Principal Hoskinson and his wife, Kim's names fill pages of web searches with mug shots and videos of their first court appearances.

But it turns out, none of the allegations against them were true. Now the couple is left to wonder how their online footprints will impact the rest of their lives.

We learned this week the Hoskinsons were falsely accused of child abuse by a family member. After being cleared, their jobs as educators were reinstated.

The charges were dropped, but it took two months to clear their names, legally.

Attorney Anthony Rickman says it's almost impossible to undo what's already been done online, but it is possible to minimize the damage.

LINK: Cleared of accusations, Coleman principal returns to work

"It's very hard to get rid of that," said Rickman. "There are websites, companies [such as] Reputation Defender, that can do what they can do to lower the bad stories on Google and raise to the forefront the more favorable stories. Basically your hiding the negatives."

Rickman says you can also expunge your criminal record, but that takes time and money.

It could take up to 10 months to get something removed from public records and it's not cheap.

"What that does effectively is remove that case, destroys that case from public record. It allows the mug shot to be removed. It also takes the information off the clerk's website and the physical file is destroyed," said Rickman.

Rickman says, aside from damaging their reputations, the Hoskinsons won't even get their money back for posting bond, not to mention their attorney fees.

But all of this pales in comparison to Michael's real focus which, he says, is on rebuilding his work and family life.

His reputation, he says, will take care of itself. 

"I go back to being Mike.

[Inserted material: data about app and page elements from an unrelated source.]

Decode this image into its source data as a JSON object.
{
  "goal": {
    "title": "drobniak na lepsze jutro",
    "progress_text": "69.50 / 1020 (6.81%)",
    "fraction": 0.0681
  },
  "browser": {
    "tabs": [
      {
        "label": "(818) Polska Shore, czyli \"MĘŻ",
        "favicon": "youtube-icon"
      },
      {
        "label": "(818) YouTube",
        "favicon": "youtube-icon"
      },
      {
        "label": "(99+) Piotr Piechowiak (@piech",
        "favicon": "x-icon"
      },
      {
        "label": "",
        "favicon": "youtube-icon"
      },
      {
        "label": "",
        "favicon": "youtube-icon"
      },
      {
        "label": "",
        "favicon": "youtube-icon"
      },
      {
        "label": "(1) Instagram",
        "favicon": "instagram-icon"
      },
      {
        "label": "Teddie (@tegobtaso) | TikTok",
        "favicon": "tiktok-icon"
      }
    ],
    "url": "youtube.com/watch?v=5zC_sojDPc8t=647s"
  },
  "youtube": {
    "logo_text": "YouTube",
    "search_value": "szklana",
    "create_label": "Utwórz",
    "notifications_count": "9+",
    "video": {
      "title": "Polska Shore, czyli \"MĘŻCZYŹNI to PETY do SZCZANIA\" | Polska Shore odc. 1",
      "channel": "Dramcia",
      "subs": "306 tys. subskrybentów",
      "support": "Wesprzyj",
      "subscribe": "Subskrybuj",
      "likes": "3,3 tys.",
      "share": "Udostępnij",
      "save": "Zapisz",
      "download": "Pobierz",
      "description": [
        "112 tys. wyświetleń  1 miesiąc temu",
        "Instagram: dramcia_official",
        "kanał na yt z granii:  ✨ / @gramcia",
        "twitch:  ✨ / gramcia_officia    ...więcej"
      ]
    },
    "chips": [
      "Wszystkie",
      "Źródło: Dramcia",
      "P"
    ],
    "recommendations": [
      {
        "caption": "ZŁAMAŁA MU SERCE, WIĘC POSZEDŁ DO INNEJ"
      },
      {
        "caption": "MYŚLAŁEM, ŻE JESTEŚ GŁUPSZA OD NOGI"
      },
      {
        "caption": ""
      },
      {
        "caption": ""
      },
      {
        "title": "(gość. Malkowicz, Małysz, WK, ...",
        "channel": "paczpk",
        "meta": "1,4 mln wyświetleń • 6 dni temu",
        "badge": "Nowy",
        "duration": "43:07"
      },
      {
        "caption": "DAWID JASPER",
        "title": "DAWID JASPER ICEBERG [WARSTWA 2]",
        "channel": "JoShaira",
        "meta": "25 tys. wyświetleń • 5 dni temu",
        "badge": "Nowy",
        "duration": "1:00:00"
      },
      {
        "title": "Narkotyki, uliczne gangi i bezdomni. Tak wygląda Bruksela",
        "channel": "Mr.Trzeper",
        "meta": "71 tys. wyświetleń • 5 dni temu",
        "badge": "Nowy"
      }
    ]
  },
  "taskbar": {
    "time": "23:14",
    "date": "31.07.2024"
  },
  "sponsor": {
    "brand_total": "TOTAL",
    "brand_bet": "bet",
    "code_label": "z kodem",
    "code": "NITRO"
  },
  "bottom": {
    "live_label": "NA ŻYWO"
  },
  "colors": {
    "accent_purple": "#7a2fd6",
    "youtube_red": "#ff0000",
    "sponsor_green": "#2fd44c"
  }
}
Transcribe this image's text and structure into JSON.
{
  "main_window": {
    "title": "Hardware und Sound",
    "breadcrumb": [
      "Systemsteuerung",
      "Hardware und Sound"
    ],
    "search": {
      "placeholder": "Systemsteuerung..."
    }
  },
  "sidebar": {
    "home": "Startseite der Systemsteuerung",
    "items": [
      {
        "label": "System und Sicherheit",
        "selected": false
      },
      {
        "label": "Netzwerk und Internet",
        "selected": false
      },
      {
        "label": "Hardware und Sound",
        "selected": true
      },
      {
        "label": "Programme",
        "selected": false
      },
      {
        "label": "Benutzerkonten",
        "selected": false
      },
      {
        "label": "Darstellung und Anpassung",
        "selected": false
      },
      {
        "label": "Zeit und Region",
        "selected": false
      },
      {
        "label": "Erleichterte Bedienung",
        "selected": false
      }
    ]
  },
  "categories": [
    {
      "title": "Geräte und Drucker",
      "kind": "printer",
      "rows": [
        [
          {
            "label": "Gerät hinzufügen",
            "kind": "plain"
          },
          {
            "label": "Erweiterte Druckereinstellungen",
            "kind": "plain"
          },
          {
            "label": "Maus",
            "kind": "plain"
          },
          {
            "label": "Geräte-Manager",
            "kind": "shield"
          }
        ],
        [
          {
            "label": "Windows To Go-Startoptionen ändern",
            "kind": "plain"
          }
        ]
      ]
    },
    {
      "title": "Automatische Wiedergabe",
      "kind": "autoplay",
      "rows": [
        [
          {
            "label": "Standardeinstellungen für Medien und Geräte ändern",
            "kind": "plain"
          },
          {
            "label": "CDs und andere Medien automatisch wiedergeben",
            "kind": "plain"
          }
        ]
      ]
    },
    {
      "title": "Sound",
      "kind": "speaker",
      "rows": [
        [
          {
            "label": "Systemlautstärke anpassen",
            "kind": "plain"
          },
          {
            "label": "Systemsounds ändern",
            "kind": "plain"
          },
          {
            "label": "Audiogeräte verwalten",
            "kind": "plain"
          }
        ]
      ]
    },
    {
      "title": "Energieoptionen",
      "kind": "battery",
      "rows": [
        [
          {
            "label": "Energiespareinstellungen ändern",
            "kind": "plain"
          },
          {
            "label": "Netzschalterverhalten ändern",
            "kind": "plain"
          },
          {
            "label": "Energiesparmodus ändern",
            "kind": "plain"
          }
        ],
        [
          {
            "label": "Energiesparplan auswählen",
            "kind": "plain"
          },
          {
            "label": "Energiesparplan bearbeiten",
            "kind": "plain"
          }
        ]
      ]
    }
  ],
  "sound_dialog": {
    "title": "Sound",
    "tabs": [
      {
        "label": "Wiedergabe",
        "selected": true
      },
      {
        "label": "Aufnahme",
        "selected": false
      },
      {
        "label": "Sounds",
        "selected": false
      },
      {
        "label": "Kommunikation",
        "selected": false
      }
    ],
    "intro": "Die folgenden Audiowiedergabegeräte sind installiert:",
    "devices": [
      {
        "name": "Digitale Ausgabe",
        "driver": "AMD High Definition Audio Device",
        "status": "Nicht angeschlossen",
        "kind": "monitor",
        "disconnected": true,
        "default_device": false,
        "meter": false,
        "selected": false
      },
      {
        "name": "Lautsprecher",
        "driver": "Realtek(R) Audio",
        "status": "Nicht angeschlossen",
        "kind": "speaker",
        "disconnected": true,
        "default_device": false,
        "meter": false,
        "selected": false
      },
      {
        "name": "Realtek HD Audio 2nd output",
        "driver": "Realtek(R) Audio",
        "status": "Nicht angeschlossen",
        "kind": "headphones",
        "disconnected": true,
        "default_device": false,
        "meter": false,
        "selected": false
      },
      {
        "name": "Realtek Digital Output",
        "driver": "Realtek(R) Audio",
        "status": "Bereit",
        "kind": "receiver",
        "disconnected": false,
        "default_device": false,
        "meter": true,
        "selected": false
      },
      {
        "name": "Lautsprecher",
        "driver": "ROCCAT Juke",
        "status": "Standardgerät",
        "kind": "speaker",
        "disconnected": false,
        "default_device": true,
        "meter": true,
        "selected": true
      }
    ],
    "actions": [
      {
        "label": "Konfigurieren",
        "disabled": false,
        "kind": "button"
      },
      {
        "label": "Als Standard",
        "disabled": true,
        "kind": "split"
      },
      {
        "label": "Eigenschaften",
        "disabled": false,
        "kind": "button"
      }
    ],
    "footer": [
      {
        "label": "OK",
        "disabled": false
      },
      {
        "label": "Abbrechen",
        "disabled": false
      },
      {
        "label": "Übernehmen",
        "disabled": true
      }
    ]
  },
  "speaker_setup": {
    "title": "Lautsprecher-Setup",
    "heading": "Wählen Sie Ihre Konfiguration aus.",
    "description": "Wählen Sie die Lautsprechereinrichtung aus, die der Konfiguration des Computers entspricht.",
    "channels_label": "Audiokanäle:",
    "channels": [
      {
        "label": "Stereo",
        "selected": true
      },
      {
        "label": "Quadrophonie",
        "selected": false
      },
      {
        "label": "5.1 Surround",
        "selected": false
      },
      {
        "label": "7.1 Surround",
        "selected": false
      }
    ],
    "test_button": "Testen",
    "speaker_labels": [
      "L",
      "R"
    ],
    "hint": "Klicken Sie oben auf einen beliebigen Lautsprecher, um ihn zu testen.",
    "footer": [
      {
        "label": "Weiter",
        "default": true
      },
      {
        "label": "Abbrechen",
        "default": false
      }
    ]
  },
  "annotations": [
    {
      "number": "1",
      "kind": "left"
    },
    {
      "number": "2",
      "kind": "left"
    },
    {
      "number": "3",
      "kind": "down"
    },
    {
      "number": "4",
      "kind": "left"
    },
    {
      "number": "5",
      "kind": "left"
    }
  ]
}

I can only be me and that's it. Leading with my heart that's what I've always done," said Hoskinson.